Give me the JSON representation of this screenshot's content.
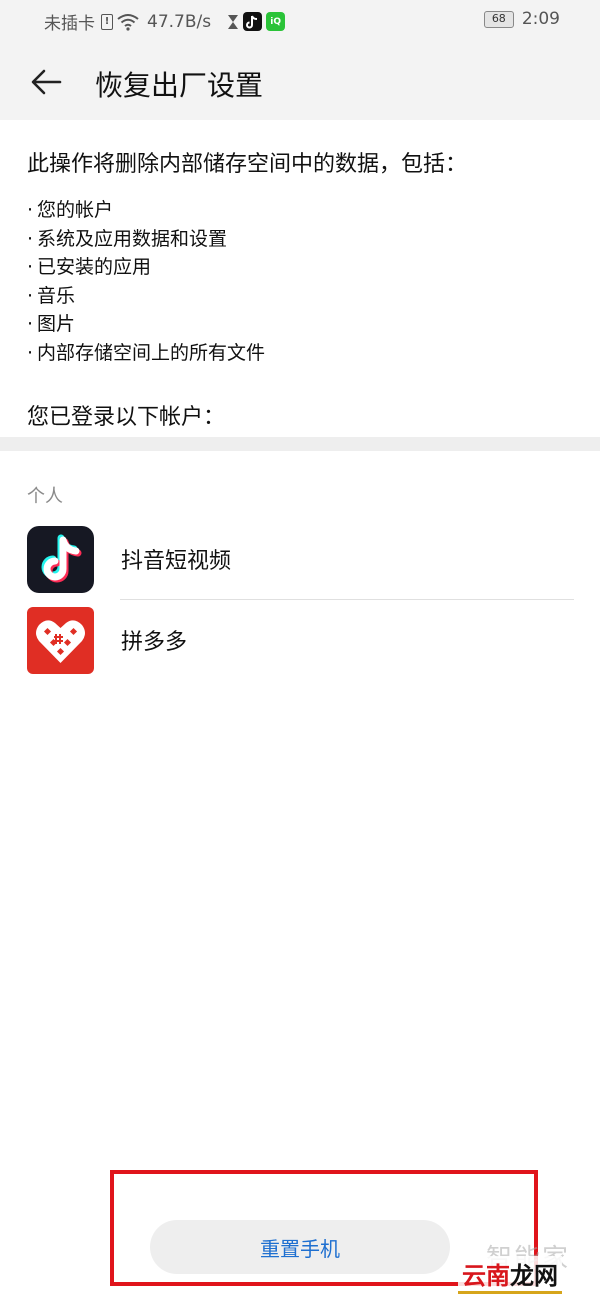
{
  "status_bar": {
    "carrier": "未插卡",
    "speed": "47.7B/s",
    "battery": "68",
    "time": "2:09"
  },
  "header": {
    "title": "恢复出厂设置"
  },
  "content": {
    "intro": "此操作将删除内部储存空间中的数据，包括：",
    "bullets": [
      "您的帐户",
      "系统及应用数据和设置",
      "已安装的应用",
      "音乐",
      "图片",
      "内部存储空间上的所有文件"
    ],
    "accounts_heading": "您已登录以下帐户："
  },
  "accounts": {
    "section_label": "个人",
    "items": [
      {
        "name": "抖音短视频",
        "icon": "douyin-icon"
      },
      {
        "name": "拼多多",
        "icon": "pinduoduo-icon"
      }
    ]
  },
  "actions": {
    "reset_label": "重置手机",
    "highlight_color": "#e0141b"
  },
  "watermark": {
    "line1": "智能家",
    "line2_a": "云南",
    "line2_b": "龙网"
  }
}
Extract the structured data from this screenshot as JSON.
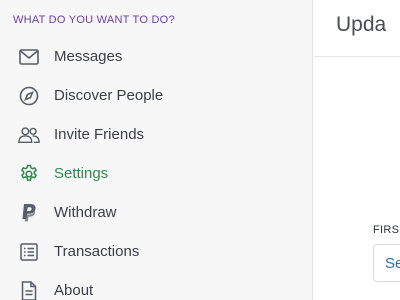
{
  "sidebar": {
    "section_title": "WHAT DO YOU WANT TO DO?",
    "items": [
      {
        "label": "Messages",
        "icon": "envelope-icon",
        "active": false
      },
      {
        "label": "Discover People",
        "icon": "compass-icon",
        "active": false
      },
      {
        "label": "Invite Friends",
        "icon": "people-icon",
        "active": false
      },
      {
        "label": "Settings",
        "icon": "gear-icon",
        "active": true
      },
      {
        "label": "Withdraw",
        "icon": "paypal-icon",
        "active": false
      },
      {
        "label": "Transactions",
        "icon": "list-icon",
        "active": false
      },
      {
        "label": "About",
        "icon": "document-icon",
        "active": false
      }
    ]
  },
  "main": {
    "title": "Upda",
    "field_label": "FIRS",
    "field_value": "Se"
  },
  "colors": {
    "accent_green": "#2b8a4f",
    "section_purple": "#6a3db0",
    "link_blue": "#2a6fb0"
  }
}
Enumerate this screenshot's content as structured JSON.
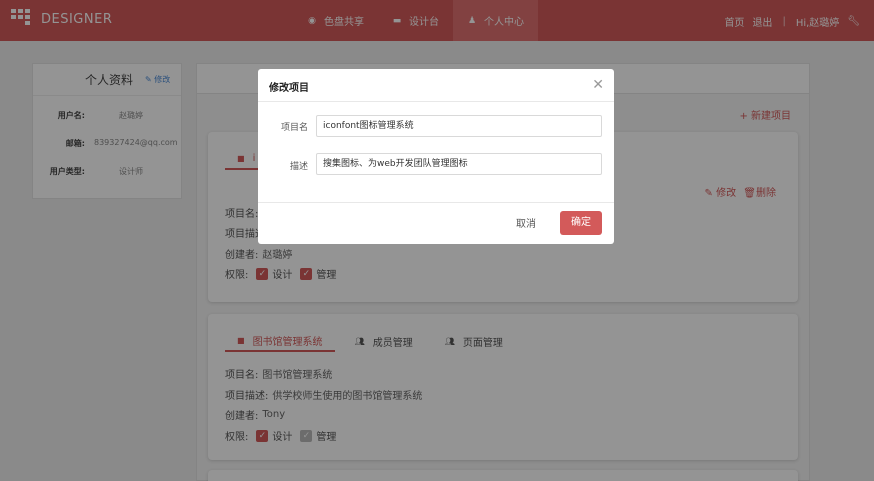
{
  "header": {
    "logo_text": "DESIGNER",
    "nav": [
      {
        "label": "色盘共享",
        "icon": "palette-icon"
      },
      {
        "label": "设计台",
        "icon": "book-icon"
      },
      {
        "label": "个人中心",
        "icon": "user-icon",
        "active": true
      }
    ],
    "right": {
      "home": "首页",
      "logout": "退出",
      "sep": "|",
      "greeting": "Hi,赵璐婷"
    },
    "accent_color": "#d35a5a"
  },
  "profile": {
    "title": "个人资料",
    "edit_label": "修改",
    "rows": [
      {
        "key": "用户名:",
        "value": "赵璐婷"
      },
      {
        "key": "邮箱:",
        "value": "839327424@qq.com"
      },
      {
        "key": "用户类型:",
        "value": "设计师"
      }
    ]
  },
  "main": {
    "new_project_label": "+ 新建项目",
    "cards": [
      {
        "tab_label": "i",
        "actions": {
          "edit": "修改",
          "delete": "删除"
        },
        "fields": {
          "name_label": "项目名:",
          "desc_label": "项目描述:",
          "creator_label": "创建者:",
          "creator_value": "赵璐婷",
          "perm_label": "权限:",
          "perm_design": "设计",
          "perm_manage": "管理"
        }
      },
      {
        "tabs": [
          "图书馆管理系统",
          "成员管理",
          "页面管理"
        ],
        "fields": {
          "name_label": "项目名:",
          "name_value": "图书馆管理系统",
          "desc_label": "项目描述:",
          "desc_value": "供学校师生使用的图书馆管理系统",
          "creator_label": "创建者:",
          "creator_value": "Tony",
          "perm_label": "权限:",
          "perm_design": "设计",
          "perm_manage": "管理"
        }
      }
    ]
  },
  "modal": {
    "title": "修改项目",
    "name_label": "项目名",
    "name_value": "iconfont图标管理系统",
    "desc_label": "描述",
    "desc_value": "搜集图标、为web开发团队管理图标",
    "cancel_label": "取消",
    "ok_label": "确定"
  }
}
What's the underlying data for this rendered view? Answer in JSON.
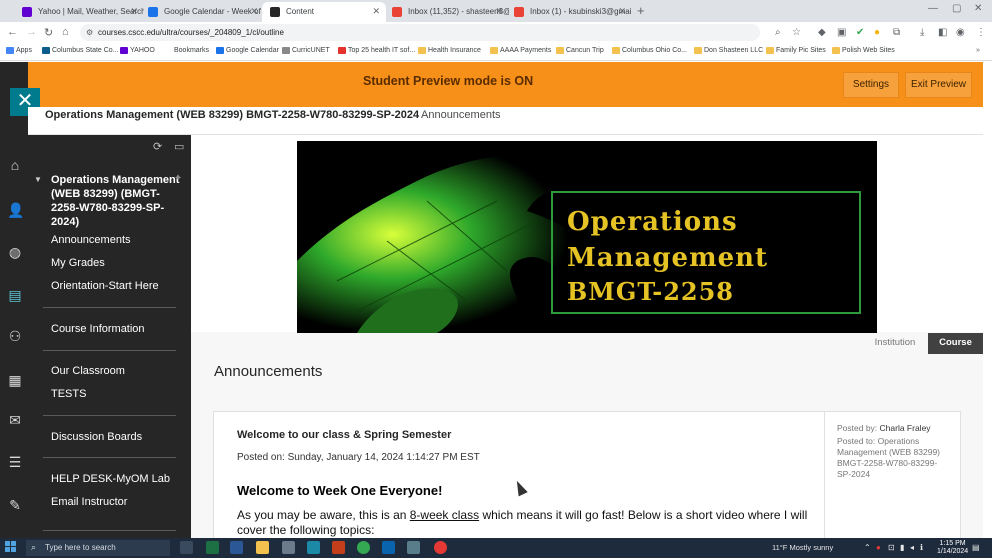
{
  "browser": {
    "tabs": [
      {
        "label": "Yahoo | Mail, Weather, Search",
        "color": "#6001d2"
      },
      {
        "label": "Google Calendar - Week of Jan",
        "color": "#1a73e8"
      },
      {
        "label": "Content",
        "color": "#262626"
      },
      {
        "label": "Inbox (11,352) - shasteen3@g",
        "color": "#ea4335"
      },
      {
        "label": "Inbox (1) - ksubinski3@gmail",
        "color": "#ea4335"
      }
    ],
    "url": "courses.cscc.edu/ultra/courses/_204809_1/cl/outline",
    "bookmarks": [
      "Apps",
      "Columbus State Co...",
      "YAHOO",
      "Bookmarks",
      "Google Calendar",
      "CurricUNET",
      "Top 25 health IT sof...",
      "Health Insurance",
      "AAAA Payments",
      "Cancun Trip",
      "Columbus Ohio Co...",
      "Don Shasteen LLC",
      "Family Pic Sites",
      "Polish Web Sites"
    ]
  },
  "preview": {
    "message": "Student Preview mode is ON",
    "settings_label": "Settings",
    "exit_label": "Exit Preview",
    "bg_color": "#f69018"
  },
  "course": {
    "title": "Operations Management (WEB 83299) BMGT-2258-W780-83299-SP-2024",
    "breadcrumb": "Announcements",
    "nav_title": "Operations Management (WEB 83299) (BMGT-2258-W780-83299-SP-2024)"
  },
  "nav": {
    "items": [
      {
        "label": "Announcements"
      },
      {
        "label": "My Grades"
      },
      {
        "label": "Orientation-Start Here"
      },
      {
        "label": "Course Information"
      },
      {
        "label": "Our Classroom"
      },
      {
        "label": "TESTS"
      },
      {
        "label": "Discussion Boards"
      },
      {
        "label": "HELP DESK-MyOM Lab"
      },
      {
        "label": "Email Instructor"
      }
    ]
  },
  "banner": {
    "line1": "Operations",
    "line2": "Management",
    "line3": "BMGT-2258"
  },
  "tabs": {
    "institution": "Institution",
    "course": "Course"
  },
  "announcements": {
    "heading": "Announcements",
    "item": {
      "title": "Welcome to our class & Spring Semester",
      "posted_on": "Posted on: Sunday, January 14, 2024 1:14:27 PM EST",
      "subheading": "Welcome to Week One Everyone!",
      "body_part1": "As you may be aware, this is an ",
      "body_link": "8-week class",
      "body_part2": " which means it will go fast!  Below is a short video where I will cover the following topics:",
      "posted_by_label": "Posted by: ",
      "posted_by": "Charla Fraley",
      "posted_to_label": "Posted to: ",
      "posted_to": "Operations Management (WEB 83299) BMGT-2258-W780-83299-SP-2024"
    }
  },
  "taskbar": {
    "search_placeholder": "Type here to search",
    "weather": "11°F  Mostly sunny",
    "time": "1:15 PM",
    "date": "1/14/2024"
  }
}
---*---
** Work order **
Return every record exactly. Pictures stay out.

** Output **
Give me the JSON representation of this screenshot's content.
{
  "status_bar": {
    "carrier": "未插卡",
    "speed": "47.7B/s",
    "battery": "68",
    "time": "2:09"
  },
  "header": {
    "title": "恢复出厂设置"
  },
  "content": {
    "intro": "此操作将删除内部储存空间中的数据，包括：",
    "bullets": [
      "您的帐户",
      "系统及应用数据和设置",
      "已安装的应用",
      "音乐",
      "图片",
      "内部存储空间上的所有文件"
    ],
    "accounts_heading": "您已登录以下帐户："
  },
  "accounts": {
    "section_label": "个人",
    "items": [
      {
        "name": "抖音短视频",
        "icon": "douyin-icon"
      },
      {
        "name": "拼多多",
        "icon": "pinduoduo-icon"
      }
    ]
  },
  "actions": {
    "reset_label": "重置手机",
    "highlight_color": "#e0141b"
  },
  "watermark": {
    "line1": "智能家",
    "line2_a": "云南",
    "line2_b": "龙网"
  }
}
Extract the structured data from this screenshot as JSON.
{
  "sidebar": {
    "section_title": "WHAT DO YOU WANT TO DO?",
    "items": [
      {
        "label": "Messages",
        "icon": "envelope-icon",
        "active": false
      },
      {
        "label": "Discover People",
        "icon": "compass-icon",
        "active": false
      },
      {
        "label": "Invite Friends",
        "icon": "people-icon",
        "active": false
      },
      {
        "label": "Settings",
        "icon": "gear-icon",
        "active": true
      },
      {
        "label": "Withdraw",
        "icon": "paypal-icon",
        "active": false
      },
      {
        "label": "Transactions",
        "icon": "list-icon",
        "active": false
      },
      {
        "label": "About",
        "icon": "document-icon",
        "active": false
      }
    ]
  },
  "main": {
    "title": "Upda",
    "field_label": "FIRS",
    "field_value": "Se"
  },
  "colors": {
    "accent_green": "#2b8a4f",
    "section_purple": "#6a3db0",
    "link_blue": "#2a6fb0"
  }
}
Enumerate this screenshot's content as structured JSON.
{
  "header": {
    "logo_text": "DESIGNER",
    "nav": [
      {
        "label": "色盘共享",
        "icon": "palette-icon"
      },
      {
        "label": "设计台",
        "icon": "book-icon"
      },
      {
        "label": "个人中心",
        "icon": "user-icon",
        "active": true
      }
    ],
    "right": {
      "home": "首页",
      "logout": "退出",
      "sep": "|",
      "greeting": "Hi,赵璐婷"
    },
    "accent_color": "#d35a5a"
  },
  "profile": {
    "title": "个人资料",
    "edit_label": "修改",
    "rows": [
      {
        "key": "用户名:",
        "value": "赵璐婷"
      },
      {
        "key": "邮箱:",
        "value": "839327424@qq.com"
      },
      {
        "key": "用户类型:",
        "value": "设计师"
      }
    ]
  },
  "main": {
    "new_project_label": "+ 新建项目",
    "cards": [
      {
        "tab_label": "i",
        "actions": {
          "edit": "修改",
          "delete": "删除"
        },
        "fields": {
          "name_label": "项目名:",
          "desc_label": "项目描述:",
          "creator_label": "创建者:",
          "creator_value": "赵璐婷",
          "perm_label": "权限:",
          "perm_design": "设计",
          "perm_manage": "管理"
        }
      },
      {
        "tabs": [
          "图书馆管理系统",
          "成员管理",
          "页面管理"
        ],
        "fields": {
          "name_label": "项目名:",
          "name_value": "图书馆管理系统",
          "desc_label": "项目描述:",
          "desc_value": "供学校师生使用的图书馆管理系统",
          "creator_label": "创建者:",
          "creator_value": "Tony",
          "perm_label": "权限:",
          "perm_design": "设计",
          "perm_manage": "管理"
        }
      }
    ]
  },
  "modal": {
    "title": "修改项目",
    "name_label": "项目名",
    "name_value": "iconfont图标管理系统",
    "desc_label": "描述",
    "desc_value": "搜集图标、为web开发团队管理图标",
    "cancel_label": "取消",
    "ok_label": "确定"
  }
}
What's the underlying data for this rendered view? Answer in JSON.
{
  "browser": {
    "tabs": [
      {
        "label": "Yahoo | Mail, Weather, Search",
        "color": "#6001d2"
      },
      {
        "label": "Google Calendar - Week of Jan",
        "color": "#1a73e8"
      },
      {
        "label": "Content",
        "color": "#262626"
      },
      {
        "label": "Inbox (11,352) - shasteen3@g",
        "color": "#ea4335"
      },
      {
        "label": "Inbox (1) - ksubinski3@gmail",
        "color": "#ea4335"
      }
    ],
    "url": "courses.cscc.edu/ultra/courses/_204809_1/cl/outline",
    "bookmarks": [
      "Apps",
      "Columbus State Co...",
      "YAHOO",
      "Bookmarks",
      "Google Calendar",
      "CurricUNET",
      "Top 25 health IT sof...",
      "Health Insurance",
      "AAAA Payments",
      "Cancun Trip",
      "Columbus Ohio Co...",
      "Don Shasteen LLC",
      "Family Pic Sites",
      "Polish Web Sites"
    ]
  },
  "preview": {
    "message": "Student Preview mode is ON",
    "settings_label": "Settings",
    "exit_label": "Exit Preview",
    "bg_color": "#f69018"
  },
  "course": {
    "title": "Operations Management (WEB 83299) BMGT-2258-W780-83299-SP-2024",
    "breadcrumb": "Announcements",
    "nav_title": "Operations Management (WEB 83299) (BMGT-2258-W780-83299-SP-2024)"
  },
  "nav": {
    "items": [
      {
        "label": "Announcements"
      },
      {
        "label": "My Grades"
      },
      {
        "label": "Orientation-Start Here"
      },
      {
        "label": "Course Information"
      },
      {
        "label": "Our Classroom"
      },
      {
        "label": "TESTS"
      },
      {
        "label": "Discussion Boards"
      },
      {
        "label": "HELP DESK-MyOM Lab"
      },
      {
        "label": "Email Instructor"
      }
    ]
  },
  "banner": {
    "line1": "Operations",
    "line2": "Management",
    "line3": "BMGT-2258"
  },
  "tabs": {
    "institution": "Institution",
    "course": "Course"
  },
  "announcements": {
    "heading": "Announcements",
    "item": {
      "title": "Welcome to our class & Spring Semester",
      "posted_on": "Posted on: Sunday, January 14, 2024 1:14:27 PM EST",
      "subheading": "Welcome to Week One Everyone!",
      "body_part1": "As you may be aware, this is an ",
      "body_link": "8-week class",
      "body_part2": " which means it will go fast!  Below is a short video where I will cover the following topics:",
      "posted_by_label": "Posted by: ",
      "posted_by": "Charla Fraley",
      "posted_to_label": "Posted to: ",
      "posted_to": "Operations Management (WEB 83299) BMGT-2258-W780-83299-SP-2024"
    }
  },
  "taskbar": {
    "search_placeholder": "Type here to search",
    "weather": "11°F  Mostly sunny",
    "time": "1:15 PM",
    "date": "1/14/2024"
  }
}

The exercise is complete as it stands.